[Material for the task]
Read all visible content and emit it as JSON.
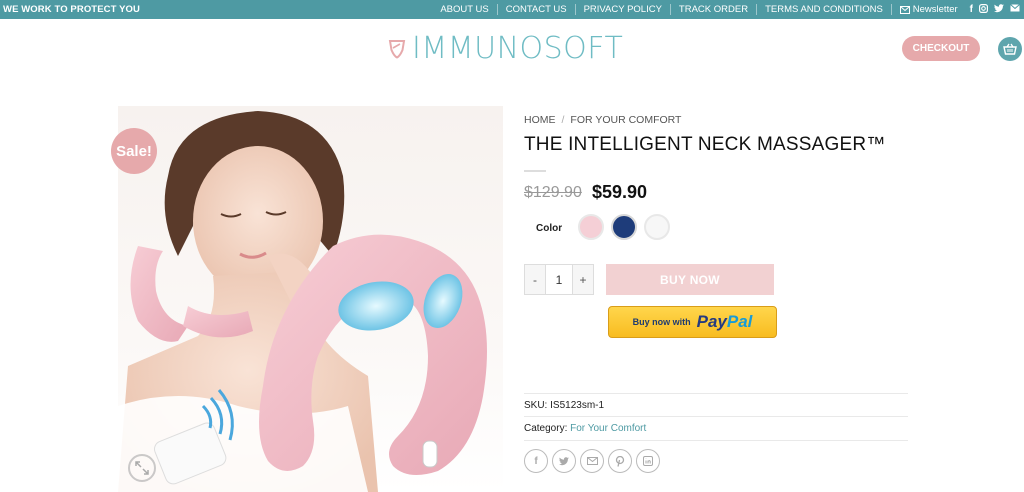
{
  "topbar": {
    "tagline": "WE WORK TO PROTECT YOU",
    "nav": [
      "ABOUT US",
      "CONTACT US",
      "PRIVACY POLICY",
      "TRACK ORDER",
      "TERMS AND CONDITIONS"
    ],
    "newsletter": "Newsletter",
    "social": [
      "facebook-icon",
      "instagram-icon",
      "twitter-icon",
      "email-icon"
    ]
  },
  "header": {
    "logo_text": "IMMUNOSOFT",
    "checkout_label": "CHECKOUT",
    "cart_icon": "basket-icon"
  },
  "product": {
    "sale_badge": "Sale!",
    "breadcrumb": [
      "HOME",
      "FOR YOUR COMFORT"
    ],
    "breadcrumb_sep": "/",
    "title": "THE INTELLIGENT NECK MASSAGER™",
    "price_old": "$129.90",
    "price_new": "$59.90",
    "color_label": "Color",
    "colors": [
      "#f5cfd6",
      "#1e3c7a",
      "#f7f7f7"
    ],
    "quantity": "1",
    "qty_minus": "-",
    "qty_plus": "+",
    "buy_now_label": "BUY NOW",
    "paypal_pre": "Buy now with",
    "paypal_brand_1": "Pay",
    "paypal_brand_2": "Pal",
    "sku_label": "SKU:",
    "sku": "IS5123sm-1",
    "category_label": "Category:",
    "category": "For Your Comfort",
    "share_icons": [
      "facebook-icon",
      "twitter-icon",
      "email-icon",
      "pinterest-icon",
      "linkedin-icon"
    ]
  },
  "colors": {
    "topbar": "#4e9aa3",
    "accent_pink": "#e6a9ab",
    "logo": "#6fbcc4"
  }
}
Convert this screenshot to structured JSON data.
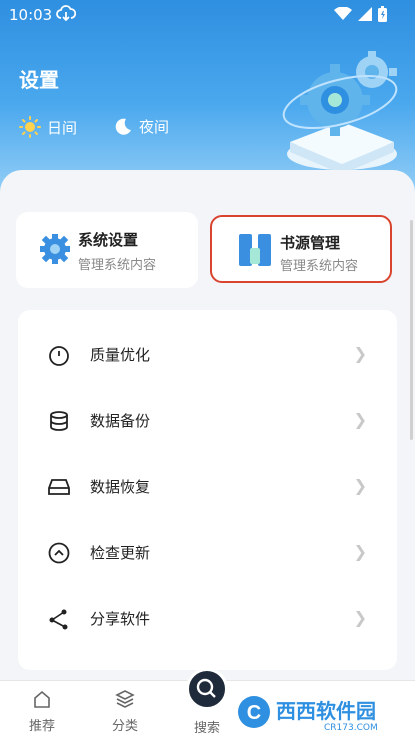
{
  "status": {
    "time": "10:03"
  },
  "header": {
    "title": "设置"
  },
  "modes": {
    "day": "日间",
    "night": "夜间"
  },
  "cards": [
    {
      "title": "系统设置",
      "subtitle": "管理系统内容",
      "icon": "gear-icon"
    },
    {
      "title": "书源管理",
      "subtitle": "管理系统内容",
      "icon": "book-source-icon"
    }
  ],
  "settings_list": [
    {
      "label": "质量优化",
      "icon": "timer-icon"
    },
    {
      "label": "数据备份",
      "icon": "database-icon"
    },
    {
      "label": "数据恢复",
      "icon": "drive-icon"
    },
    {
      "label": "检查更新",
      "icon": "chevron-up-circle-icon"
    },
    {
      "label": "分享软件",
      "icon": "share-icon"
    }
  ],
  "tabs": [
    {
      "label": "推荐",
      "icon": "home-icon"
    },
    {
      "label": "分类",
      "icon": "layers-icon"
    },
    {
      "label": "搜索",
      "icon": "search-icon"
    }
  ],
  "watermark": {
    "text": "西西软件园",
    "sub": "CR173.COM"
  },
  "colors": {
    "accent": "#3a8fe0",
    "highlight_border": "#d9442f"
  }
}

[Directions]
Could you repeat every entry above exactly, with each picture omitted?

[Task answer]
Read all visible content and emit it as JSON.
{
  "topbar": {
    "tagline": "WE WORK TO PROTECT YOU",
    "nav": [
      "ABOUT US",
      "CONTACT US",
      "PRIVACY POLICY",
      "TRACK ORDER",
      "TERMS AND CONDITIONS"
    ],
    "newsletter": "Newsletter",
    "social": [
      "facebook-icon",
      "instagram-icon",
      "twitter-icon",
      "email-icon"
    ]
  },
  "header": {
    "logo_text": "IMMUNOSOFT",
    "checkout_label": "CHECKOUT",
    "cart_icon": "basket-icon"
  },
  "product": {
    "sale_badge": "Sale!",
    "breadcrumb": [
      "HOME",
      "FOR YOUR COMFORT"
    ],
    "breadcrumb_sep": "/",
    "title": "THE INTELLIGENT NECK MASSAGER™",
    "price_old": "$129.90",
    "price_new": "$59.90",
    "color_label": "Color",
    "colors": [
      "#f5cfd6",
      "#1e3c7a",
      "#f7f7f7"
    ],
    "quantity": "1",
    "qty_minus": "-",
    "qty_plus": "+",
    "buy_now_label": "BUY NOW",
    "paypal_pre": "Buy now with",
    "paypal_brand_1": "Pay",
    "paypal_brand_2": "Pal",
    "sku_label": "SKU:",
    "sku": "IS5123sm-1",
    "category_label": "Category:",
    "category": "For Your Comfort",
    "share_icons": [
      "facebook-icon",
      "twitter-icon",
      "email-icon",
      "pinterest-icon",
      "linkedin-icon"
    ]
  },
  "colors": {
    "topbar": "#4e9aa3",
    "accent_pink": "#e6a9ab",
    "logo": "#6fbcc4"
  }
}
Convert this screenshot to structured JSON data.
{
  "status": {
    "time": "10:03"
  },
  "header": {
    "title": "设置"
  },
  "modes": {
    "day": "日间",
    "night": "夜间"
  },
  "cards": [
    {
      "title": "系统设置",
      "subtitle": "管理系统内容",
      "icon": "gear-icon"
    },
    {
      "title": "书源管理",
      "subtitle": "管理系统内容",
      "icon": "book-source-icon"
    }
  ],
  "settings_list": [
    {
      "label": "质量优化",
      "icon": "timer-icon"
    },
    {
      "label": "数据备份",
      "icon": "database-icon"
    },
    {
      "label": "数据恢复",
      "icon": "drive-icon"
    },
    {
      "label": "检查更新",
      "icon": "chevron-up-circle-icon"
    },
    {
      "label": "分享软件",
      "icon": "share-icon"
    }
  ],
  "tabs": [
    {
      "label": "推荐",
      "icon": "home-icon"
    },
    {
      "label": "分类",
      "icon": "layers-icon"
    },
    {
      "label": "搜索",
      "icon": "search-icon"
    }
  ],
  "watermark": {
    "text": "西西软件园",
    "sub": "CR173.COM"
  },
  "colors": {
    "accent": "#3a8fe0",
    "highlight_border": "#d9442f"
  }
}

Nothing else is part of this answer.